There's something about the charm of carnivals and fairs that brings out the child in all of us. The games, the fun, and yes, the chance to win a goldfish. But before you introduce that new, tiny swimmer to your pond, let's explore why it might not be the best idea.
Why Carnival Goldfish Pose a Threat to Your Pond
With the carnival and fair season ramping up, we find it's important to highlight the potential dangers these seemingly innocent carnival fish can pose to your pond's ecosystem.
We've all been there, especially with children in tow. The game vendors lure the kids in, and before you know it, your little one is joyfully carrying a plastic bag with a new goldfish friend. The kids are thrilled, dreaming up names, and planning for their new pet in the pond.
However, Stop Right There!
We understand the emotional investment you've made in your water garden. The time, effort, and resources you've put in, and how much you value the fish that call your pond home. The last thing we'd want is to see your aquatic pets fall ill due to a new, unhealthy addition.
The Risk Factors
Unfortunately, the conditions under which carnival fish are kept are far from ideal. Overcrowded containers, lack of fresh water, heightened ammonia levels, and limited mobility stress these fish, often leading to sickness or even premature death. Worse yet, these fish rarely receive treatment for any ailments they develop.
As a result, carnival goldfish often harbor numerous bacterial and fungal infections, along with parasites. When introduced to a new pond, these maladies can quickly spread to your precious Koi and other pond dwellers. So, while the idea of adding a new fish to your pond may seem appealing, the risks far outweigh the rewards.
Proceed With Caution
It's also worth noting that the same risks apply when introducing any new fish to your pond, even if they come from another water garden.

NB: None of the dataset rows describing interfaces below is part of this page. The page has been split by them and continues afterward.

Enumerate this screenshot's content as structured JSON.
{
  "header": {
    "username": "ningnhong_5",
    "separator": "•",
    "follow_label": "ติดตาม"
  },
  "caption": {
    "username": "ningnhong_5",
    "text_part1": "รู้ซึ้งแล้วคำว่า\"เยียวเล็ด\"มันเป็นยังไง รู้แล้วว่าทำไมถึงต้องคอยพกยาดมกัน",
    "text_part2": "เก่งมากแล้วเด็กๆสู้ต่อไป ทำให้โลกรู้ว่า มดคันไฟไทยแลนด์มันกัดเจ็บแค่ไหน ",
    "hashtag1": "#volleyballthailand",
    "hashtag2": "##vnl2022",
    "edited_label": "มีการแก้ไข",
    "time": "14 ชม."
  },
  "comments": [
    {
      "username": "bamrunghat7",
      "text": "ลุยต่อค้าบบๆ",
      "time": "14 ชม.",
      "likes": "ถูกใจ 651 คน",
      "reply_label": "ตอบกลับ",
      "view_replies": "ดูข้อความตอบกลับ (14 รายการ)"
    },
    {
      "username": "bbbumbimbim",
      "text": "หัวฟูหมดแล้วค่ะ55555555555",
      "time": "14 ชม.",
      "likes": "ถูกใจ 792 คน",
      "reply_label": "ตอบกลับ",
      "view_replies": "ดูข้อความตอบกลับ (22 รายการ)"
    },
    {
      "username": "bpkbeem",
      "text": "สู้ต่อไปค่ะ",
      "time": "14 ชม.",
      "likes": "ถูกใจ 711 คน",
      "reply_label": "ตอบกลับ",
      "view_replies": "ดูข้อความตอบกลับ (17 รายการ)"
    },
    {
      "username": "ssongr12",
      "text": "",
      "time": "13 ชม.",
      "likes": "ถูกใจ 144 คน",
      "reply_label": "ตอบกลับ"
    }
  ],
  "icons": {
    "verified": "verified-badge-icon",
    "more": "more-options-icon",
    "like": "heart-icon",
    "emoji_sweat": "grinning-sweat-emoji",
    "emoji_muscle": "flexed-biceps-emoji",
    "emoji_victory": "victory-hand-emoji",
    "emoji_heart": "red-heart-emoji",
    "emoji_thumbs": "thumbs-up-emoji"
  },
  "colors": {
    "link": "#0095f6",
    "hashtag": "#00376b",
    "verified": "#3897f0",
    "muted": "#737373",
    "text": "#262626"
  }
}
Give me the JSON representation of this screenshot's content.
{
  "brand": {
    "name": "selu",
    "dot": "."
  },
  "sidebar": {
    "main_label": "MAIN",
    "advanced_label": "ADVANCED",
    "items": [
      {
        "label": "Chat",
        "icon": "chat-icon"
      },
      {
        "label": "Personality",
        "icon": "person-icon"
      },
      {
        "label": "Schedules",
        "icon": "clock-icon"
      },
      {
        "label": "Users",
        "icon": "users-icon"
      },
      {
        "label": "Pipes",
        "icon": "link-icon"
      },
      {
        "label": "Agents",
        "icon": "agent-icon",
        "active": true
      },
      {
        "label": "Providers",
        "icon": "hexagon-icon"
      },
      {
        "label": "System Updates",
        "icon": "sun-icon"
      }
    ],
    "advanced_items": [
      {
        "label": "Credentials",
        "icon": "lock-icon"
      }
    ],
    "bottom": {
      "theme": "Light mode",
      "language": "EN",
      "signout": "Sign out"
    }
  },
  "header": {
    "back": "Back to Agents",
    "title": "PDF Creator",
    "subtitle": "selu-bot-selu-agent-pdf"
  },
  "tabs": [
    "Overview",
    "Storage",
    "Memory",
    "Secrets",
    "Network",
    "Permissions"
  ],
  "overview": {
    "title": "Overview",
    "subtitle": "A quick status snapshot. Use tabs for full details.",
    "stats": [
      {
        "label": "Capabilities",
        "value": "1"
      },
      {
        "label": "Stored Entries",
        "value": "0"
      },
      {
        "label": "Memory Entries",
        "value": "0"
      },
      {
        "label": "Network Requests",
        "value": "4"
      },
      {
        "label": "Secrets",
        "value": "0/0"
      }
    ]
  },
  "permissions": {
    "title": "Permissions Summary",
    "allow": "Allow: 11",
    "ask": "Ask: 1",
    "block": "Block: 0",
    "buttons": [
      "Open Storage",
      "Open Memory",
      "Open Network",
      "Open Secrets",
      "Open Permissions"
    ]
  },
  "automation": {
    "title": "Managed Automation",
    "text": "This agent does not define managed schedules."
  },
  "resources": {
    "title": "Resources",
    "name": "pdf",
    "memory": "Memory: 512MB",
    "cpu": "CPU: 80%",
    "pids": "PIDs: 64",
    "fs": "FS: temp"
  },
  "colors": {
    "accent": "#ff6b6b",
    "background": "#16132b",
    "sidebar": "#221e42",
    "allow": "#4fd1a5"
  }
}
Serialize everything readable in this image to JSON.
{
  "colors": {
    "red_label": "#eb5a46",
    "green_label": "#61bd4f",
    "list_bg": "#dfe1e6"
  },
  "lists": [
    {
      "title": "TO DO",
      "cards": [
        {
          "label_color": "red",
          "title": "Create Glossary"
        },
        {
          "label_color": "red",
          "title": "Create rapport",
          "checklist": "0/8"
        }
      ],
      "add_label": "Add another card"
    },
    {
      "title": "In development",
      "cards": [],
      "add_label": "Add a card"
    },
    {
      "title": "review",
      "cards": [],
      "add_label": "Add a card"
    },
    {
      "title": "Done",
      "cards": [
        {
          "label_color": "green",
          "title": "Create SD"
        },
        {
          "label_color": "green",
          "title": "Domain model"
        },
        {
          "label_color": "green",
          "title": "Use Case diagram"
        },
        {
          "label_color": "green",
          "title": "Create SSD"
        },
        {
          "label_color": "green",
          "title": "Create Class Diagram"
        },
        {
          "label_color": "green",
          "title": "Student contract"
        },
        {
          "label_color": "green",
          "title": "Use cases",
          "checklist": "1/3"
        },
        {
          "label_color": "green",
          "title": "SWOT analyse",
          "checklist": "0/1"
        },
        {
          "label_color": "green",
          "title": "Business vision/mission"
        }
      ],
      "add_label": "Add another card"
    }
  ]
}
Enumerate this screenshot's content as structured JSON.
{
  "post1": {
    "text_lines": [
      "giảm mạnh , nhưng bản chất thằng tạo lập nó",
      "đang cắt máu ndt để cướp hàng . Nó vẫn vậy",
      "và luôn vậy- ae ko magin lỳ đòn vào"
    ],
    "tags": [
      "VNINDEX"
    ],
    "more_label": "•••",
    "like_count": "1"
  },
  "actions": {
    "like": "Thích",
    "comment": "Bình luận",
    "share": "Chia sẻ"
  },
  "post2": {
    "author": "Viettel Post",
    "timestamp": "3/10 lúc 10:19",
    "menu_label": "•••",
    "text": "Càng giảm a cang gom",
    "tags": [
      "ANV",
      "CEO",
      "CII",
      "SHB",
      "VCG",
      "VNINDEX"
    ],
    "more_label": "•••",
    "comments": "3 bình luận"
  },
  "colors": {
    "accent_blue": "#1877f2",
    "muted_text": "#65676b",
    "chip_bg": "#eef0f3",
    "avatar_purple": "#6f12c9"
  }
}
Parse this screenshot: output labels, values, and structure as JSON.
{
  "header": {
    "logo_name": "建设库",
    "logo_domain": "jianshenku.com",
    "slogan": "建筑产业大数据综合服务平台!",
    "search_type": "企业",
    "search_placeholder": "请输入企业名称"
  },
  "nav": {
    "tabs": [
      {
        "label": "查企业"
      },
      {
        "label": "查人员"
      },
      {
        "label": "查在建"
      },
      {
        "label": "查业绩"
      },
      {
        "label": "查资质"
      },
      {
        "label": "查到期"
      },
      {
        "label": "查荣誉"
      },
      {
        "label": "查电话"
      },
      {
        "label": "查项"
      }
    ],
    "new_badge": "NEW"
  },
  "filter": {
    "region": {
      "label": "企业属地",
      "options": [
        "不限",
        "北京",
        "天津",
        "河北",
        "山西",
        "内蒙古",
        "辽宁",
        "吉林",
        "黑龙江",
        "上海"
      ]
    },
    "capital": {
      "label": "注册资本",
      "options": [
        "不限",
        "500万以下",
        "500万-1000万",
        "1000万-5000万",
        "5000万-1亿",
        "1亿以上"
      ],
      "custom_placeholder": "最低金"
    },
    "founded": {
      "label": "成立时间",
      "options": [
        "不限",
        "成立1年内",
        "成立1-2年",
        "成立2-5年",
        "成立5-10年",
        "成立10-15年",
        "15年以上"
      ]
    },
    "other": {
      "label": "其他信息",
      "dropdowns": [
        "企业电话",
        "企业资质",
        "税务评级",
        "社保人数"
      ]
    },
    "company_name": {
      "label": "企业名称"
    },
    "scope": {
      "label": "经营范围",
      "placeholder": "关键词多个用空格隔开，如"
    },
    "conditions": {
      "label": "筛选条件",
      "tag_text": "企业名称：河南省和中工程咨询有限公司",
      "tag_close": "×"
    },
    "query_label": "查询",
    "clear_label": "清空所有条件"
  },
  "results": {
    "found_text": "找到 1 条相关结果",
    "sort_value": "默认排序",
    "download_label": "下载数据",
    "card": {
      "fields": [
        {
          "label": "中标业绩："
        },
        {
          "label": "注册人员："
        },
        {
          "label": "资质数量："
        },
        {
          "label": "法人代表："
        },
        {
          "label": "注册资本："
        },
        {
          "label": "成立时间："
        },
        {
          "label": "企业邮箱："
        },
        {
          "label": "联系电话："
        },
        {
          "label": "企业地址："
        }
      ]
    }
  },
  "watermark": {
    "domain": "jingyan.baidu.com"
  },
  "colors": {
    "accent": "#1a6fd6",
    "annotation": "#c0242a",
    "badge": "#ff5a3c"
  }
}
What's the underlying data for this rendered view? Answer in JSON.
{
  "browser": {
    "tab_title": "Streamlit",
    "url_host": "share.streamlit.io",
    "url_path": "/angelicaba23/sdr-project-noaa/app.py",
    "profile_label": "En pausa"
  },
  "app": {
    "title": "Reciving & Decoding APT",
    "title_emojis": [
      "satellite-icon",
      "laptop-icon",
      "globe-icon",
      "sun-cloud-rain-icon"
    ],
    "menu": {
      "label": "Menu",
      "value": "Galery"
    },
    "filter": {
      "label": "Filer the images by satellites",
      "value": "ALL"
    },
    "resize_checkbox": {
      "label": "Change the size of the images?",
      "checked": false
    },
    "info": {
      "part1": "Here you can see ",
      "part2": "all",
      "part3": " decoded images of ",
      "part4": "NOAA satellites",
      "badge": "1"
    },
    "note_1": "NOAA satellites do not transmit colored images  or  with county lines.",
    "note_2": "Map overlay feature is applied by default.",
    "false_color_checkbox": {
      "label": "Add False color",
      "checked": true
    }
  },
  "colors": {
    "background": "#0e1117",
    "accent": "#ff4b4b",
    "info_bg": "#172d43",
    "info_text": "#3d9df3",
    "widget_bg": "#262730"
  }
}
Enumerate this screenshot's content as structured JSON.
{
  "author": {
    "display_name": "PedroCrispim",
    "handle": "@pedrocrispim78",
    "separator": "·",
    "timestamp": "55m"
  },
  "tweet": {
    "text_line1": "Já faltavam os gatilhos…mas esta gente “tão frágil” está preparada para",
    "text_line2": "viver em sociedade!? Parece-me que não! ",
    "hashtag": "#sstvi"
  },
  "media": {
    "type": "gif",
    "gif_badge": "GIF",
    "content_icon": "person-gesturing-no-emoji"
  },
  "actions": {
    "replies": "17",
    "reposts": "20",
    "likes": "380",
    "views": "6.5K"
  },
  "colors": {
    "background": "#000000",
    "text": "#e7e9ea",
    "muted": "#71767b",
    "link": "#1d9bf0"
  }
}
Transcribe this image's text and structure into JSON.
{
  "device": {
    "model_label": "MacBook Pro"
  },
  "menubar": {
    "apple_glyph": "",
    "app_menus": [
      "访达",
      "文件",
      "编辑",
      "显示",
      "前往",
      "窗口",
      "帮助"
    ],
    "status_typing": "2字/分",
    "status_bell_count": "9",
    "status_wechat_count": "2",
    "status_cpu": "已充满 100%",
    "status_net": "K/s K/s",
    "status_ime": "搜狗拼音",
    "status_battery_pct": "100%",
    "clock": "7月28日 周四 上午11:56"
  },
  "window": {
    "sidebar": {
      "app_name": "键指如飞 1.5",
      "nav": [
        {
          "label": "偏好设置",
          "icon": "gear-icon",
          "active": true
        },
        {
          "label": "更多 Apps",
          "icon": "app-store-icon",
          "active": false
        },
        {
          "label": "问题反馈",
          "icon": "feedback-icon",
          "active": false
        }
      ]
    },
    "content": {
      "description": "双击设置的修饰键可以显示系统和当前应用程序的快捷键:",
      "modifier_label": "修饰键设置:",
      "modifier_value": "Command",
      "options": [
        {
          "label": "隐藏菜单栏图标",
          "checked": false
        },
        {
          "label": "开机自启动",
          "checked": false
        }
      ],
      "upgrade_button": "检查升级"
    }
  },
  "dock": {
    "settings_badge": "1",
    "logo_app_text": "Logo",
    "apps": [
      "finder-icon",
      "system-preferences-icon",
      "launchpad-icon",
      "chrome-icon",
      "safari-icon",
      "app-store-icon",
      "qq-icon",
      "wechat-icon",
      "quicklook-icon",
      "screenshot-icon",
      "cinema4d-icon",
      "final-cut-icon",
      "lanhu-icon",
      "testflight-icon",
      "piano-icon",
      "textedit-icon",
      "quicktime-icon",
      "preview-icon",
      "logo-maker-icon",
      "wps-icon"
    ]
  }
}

Each pond has a unique ecosystem, and new fish can potentially introduce new problems, or even struggle to adapt themselves.
If you're still set on introducing a new fish to your pond, we recommend quarantining the fish for at least two weeks. Use water from your pond during this period, and closely monitor the fish for any signs of illness.
Next time you find yourself at a carnival or fair, remember, it's best to enjoy the games and festivities, but pass on the goldfish prize. Protecting your pond and its existing residents is paramount. And as always, feel free to contact us with any questions or concerns!